- What you are asked to do: Print the records below exactly as they appear.

- Provided data:
***

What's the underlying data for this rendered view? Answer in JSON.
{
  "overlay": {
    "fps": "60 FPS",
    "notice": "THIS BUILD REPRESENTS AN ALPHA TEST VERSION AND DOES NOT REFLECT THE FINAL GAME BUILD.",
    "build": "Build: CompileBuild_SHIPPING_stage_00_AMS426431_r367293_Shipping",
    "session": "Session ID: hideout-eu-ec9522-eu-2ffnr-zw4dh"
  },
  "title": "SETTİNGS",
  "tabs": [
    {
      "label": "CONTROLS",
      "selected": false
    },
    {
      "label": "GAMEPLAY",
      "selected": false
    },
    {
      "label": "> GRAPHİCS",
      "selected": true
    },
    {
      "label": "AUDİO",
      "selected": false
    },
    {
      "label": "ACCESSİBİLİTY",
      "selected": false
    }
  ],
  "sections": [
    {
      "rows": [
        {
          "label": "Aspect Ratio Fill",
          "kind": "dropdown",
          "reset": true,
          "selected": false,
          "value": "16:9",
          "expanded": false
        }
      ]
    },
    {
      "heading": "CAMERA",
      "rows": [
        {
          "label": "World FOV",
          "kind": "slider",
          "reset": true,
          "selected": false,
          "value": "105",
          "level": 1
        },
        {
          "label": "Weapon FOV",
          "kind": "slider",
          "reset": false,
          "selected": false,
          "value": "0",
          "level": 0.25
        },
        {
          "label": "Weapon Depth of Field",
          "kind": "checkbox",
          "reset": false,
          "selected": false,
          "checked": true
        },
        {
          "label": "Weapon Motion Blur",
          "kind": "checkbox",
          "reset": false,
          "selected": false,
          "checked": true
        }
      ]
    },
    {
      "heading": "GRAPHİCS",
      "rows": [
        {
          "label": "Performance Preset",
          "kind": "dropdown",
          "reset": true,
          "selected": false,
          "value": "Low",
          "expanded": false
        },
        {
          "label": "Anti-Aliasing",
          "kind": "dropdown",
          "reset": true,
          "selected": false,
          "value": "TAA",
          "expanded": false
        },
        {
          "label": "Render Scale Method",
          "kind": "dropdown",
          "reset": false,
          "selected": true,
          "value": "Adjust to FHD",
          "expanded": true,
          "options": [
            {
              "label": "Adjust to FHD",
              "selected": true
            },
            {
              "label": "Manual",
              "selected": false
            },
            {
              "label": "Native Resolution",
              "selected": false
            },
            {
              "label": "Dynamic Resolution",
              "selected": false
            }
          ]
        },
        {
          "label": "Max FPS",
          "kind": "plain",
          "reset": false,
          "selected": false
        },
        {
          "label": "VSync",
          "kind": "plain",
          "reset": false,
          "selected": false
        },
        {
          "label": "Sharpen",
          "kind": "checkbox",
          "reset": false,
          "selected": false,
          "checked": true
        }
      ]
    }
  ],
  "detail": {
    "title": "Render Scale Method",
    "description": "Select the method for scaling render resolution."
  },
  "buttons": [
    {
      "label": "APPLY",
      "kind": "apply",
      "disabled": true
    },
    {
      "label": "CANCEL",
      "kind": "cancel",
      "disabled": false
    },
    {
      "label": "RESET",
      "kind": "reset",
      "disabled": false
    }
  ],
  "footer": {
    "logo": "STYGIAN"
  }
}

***

- Output for this exercise:
What's the underlying data for this rendered view? Answer in JSON.
{
  "overlay": {
    "fps": "60 FPS",
    "notice": "THIS BUILD REPRESENTS AN ALPHA TEST VERSION AND DOES NOT REFLECT THE FINAL GAME BUILD.",
    "build": "Build: CompileBuild_SHIPPING_stage_00_AMS426431_r367293_Shipping",
    "session": "Session ID: hideout-eu-ec9522-eu-2ffnr-zw4dh"
  },
  "title": "SETTİNGS",
  "tabs": [
    {
      "label": "CONTROLS",
      "selected": false
    },
    {
      "label": "GAMEPLAY",
      "selected": false
    },
    {
      "label": "> GRAPHİCS",
      "selected": true
    },
    {
      "label": "AUDİO",
      "selected": false
    },
    {
      "label": "ACCESSİBİLİTY",
      "selected": false
    }
  ],
  "sections": [
    {
      "rows": [
        {
          "label": "Aspect Ratio Fill",
          "kind": "dropdown",
          "reset": true,
          "selected": false,
          "value": "16:9",
          "expanded": false
        }
      ]
    },
    {
      "heading": "CAMERA",
      "rows": [
        {
          "label": "World FOV",
          "kind": "slider",
          "reset": true,
          "selected": false,
          "value": "105",
          "level": 1
        },
        {
          "label": "Weapon FOV",
          "kind": "slider",
          "reset": false,
          "selected": false,
          "value": "0",
          "level": 0.25
        },
        {
          "label": "Weapon Depth of Field",
          "kind": "checkbox",
          "reset": false,
          "selected": false,
          "checked": true
        },
        {
          "label": "Weapon Motion Blur",
          "kind": "checkbox",
          "reset": false,
          "selected": false,
          "checked": true
        }
      ]
    },
    {
      "heading": "GRAPHİCS",
      "rows": [
        {
          "label": "Performance Preset",
          "kind": "dropdown",
          "reset": true,
          "selected": false,
          "value": "Low",
          "expanded": false
        },
        {
          "label": "Anti-Aliasing",
          "kind": "dropdown",
          "reset": true,
          "selected": false,
          "value": "TAA",
          "expanded": false
        },
        {
          "label": "Render Scale Method",
          "kind": "dropdown",
          "reset": false,
          "selected": true,
          "value": "Adjust to FHD",
          "expanded": true,
          "options": [
            {
              "label": "Adjust to FHD",
              "selected": true
            },
            {
              "label": "Manual",
              "selected": false
            },
            {
              "label": "Native Resolution",
              "selected": false
            },
            {
              "label": "Dynamic Resolution",
              "selected": false
            }
          ]
        },
        {
          "label": "Max FPS",
          "kind": "plain",
          "reset": false,
          "selected": false
        },
        {
          "label": "VSync",
          "kind": "plain",
          "reset": false,
          "selected": false
        },
        {
          "label": "Sharpen",
          "kind": "checkbox",
          "reset": false,
          "selected": false,
          "checked": true
        }
      ]
    }
  ],
  "detail": {
    "title": "Render Scale Method",
    "description": "Select the method for scaling render resolution."
  },
  "buttons": [
    {
      "label": "APPLY",
      "kind": "apply",
      "disabled": true
    },
    {
      "label": "CANCEL",
      "kind": "cancel",
      "disabled": false
    },
    {
      "label": "RESET",
      "kind": "reset",
      "disabled": false
    }
  ],
  "footer": {
    "logo": "STYGIAN"
  }
}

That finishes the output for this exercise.